Data to process —
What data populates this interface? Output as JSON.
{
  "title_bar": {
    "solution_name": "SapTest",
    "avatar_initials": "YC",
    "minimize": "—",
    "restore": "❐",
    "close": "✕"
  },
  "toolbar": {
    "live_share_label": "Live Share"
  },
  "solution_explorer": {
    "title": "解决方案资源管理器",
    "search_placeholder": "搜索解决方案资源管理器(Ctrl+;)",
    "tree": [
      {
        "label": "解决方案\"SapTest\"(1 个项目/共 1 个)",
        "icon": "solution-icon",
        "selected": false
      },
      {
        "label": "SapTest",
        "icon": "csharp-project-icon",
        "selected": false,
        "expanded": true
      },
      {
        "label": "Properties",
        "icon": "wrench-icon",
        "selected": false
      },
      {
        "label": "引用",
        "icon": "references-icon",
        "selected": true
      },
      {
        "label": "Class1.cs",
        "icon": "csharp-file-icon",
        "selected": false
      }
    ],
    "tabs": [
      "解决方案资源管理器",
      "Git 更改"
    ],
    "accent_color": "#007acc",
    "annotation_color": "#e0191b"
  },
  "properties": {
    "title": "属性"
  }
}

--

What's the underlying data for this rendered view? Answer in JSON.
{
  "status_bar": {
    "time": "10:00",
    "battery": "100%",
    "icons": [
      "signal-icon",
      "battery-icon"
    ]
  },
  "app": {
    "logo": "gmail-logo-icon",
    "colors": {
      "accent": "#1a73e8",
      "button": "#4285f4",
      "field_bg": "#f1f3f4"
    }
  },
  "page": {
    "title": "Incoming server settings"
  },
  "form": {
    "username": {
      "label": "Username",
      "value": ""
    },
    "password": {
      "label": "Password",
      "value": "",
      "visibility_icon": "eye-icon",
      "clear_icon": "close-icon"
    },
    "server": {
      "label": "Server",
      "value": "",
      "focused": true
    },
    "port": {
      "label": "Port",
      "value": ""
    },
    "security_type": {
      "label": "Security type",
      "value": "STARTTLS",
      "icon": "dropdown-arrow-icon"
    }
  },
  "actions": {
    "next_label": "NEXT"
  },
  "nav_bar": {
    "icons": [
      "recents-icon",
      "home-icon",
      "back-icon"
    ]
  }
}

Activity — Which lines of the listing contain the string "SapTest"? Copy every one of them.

Exercise result —
    "solution_name": "SapTest",
        "label": "解决方案\"SapTest\"(1 个项目/共 1 个)",
        "label": "SapTest",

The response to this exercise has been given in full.